It was a big change for Klingberg. There were coaching changes during his eight-year stay in Dallas and the all-star roster did not remain stable during that time. Anaheim represented another revolution, even if it was his choice. New coaches. new colleagues. new system. New facilities. new home. And change like that is important.
“I think it’s huge,” Hitchcock said. And that is why looking at who he played with, where you come from and finding someone similar to him is important. There is a lot of automaticity in the game of John and he and Issa Lindell They were such an adorable pair together as they read each other on Automatic.
“We messed around the whole time with Zuboff and then finally found him and (Daryl) Sidor reading each other perfectly. We kept it together for five years.”
Is dealing with this kind of change overlooked when a player is struggling with their new team?
“I don’t know,” Klingberg said. “It’s my first time doing this. It’s definitely different because obviously in the last eight years before that, I’ve been coming up with something that I know how to work. Even if we have new coaches there as well, you still know your teammates and the organization and all that. It’s a small change. But I wouldn’t say it slowed me down too much. Maybe a little bit at the beginning of camp and the first few matches.
“Like I said, I feel like I’m moving better there now. I feel like I want to be more involved in things on the ice and things like that. Yeah, there are some situations where you can ask for more. It’s always like that. You just have to build on your game.”
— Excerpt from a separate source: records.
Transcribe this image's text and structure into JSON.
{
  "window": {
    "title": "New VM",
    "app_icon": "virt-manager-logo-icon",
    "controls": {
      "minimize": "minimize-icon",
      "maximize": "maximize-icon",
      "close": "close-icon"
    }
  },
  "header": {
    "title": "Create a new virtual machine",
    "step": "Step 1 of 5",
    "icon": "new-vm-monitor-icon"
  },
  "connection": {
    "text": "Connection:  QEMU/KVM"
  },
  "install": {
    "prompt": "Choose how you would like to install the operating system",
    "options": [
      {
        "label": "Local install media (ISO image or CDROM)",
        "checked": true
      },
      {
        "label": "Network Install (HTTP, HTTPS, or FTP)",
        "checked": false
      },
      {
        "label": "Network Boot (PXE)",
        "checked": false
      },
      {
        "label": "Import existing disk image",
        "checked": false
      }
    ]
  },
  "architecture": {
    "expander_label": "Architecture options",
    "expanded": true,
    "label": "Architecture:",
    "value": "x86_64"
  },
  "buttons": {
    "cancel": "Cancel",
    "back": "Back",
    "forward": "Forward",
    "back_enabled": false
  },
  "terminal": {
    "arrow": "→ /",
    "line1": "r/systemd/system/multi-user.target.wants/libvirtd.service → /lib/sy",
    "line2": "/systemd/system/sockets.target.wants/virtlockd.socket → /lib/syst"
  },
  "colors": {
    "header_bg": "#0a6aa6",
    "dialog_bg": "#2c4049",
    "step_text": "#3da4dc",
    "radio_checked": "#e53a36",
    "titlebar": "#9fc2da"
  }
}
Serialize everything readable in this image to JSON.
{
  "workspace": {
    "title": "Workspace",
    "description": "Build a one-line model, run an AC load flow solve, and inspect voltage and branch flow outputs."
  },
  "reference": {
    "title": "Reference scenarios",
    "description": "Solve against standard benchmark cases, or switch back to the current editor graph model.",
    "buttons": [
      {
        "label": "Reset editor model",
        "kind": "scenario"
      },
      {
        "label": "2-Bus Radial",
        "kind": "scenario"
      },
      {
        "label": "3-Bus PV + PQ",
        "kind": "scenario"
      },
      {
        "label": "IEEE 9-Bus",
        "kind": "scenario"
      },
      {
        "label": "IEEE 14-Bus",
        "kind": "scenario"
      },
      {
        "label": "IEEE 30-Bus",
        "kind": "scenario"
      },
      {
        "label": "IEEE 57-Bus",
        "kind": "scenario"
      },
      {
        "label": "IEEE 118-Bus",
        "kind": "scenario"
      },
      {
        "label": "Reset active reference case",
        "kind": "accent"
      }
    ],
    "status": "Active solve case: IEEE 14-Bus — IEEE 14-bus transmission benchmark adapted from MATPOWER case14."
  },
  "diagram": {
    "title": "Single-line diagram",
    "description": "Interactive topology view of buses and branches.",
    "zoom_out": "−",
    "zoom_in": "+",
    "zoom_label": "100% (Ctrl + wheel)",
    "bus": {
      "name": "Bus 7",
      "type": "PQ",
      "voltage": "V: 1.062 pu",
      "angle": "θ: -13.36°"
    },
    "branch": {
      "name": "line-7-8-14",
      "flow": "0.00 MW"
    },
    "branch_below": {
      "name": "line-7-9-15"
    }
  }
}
After recording two assists in his debut, Klingberg went eight games without a point and earned a -8 rating. Now, he has six points in his last seven games. Late Tuesday night, Strom joked that the defender produced a Michael Jordan-like effort due to an illness that kept him out of Monday’s training. “I’ll call it John Klingberg’s Flu Game,” said the Duck Social Center.
Getting more serious, Strom said his teammate’s risky game could give way to easy criticism. “We have to do a better job of finding open ice because it has this ability to hit you,” Strom said. In other words, the Ducks need to read Klingberg as well as where their teammates are and what they’re going to do.
“He’s been on the same team for eight years,” Strom said. “You play with the same core group of players and you come into a team that is trying to find its way and trying to build an identity and trying to establish. A guy like him might take some time to get comfortable.
“Listen, he’s doing a lot of good things. Obviously everyone wants to see the offense but I think he’s a leader. I think he works hard. He’s a good example. Hopefully the points keep piling up for him.”
In the morning, the outspoken Klingberg was upfront about his goals, As it was during training camp. “Do I want to be a point-per-game player?” He said. “Yeah sure. Do I want the team to win? Yeah sure. It just doesn’t work like that. It grinds. Every team is really good. It’s something you have to work on every single day.”
The goal is for the Ducks to have the best version of the defenseman for the duration of his stay with them. His former coach thinks he’ll get there.
“John is too good a player to bounce around here,” said Hitchcock. “He has great vision and great talent. He’s a competitive son of a gun. He’ll figure it out.”
It will benefit everyone involved when he does. Tuesday’s tournaments may be the beginning.
(Top photo by John Kellenberg: Gary A. Vasquez/USA Today)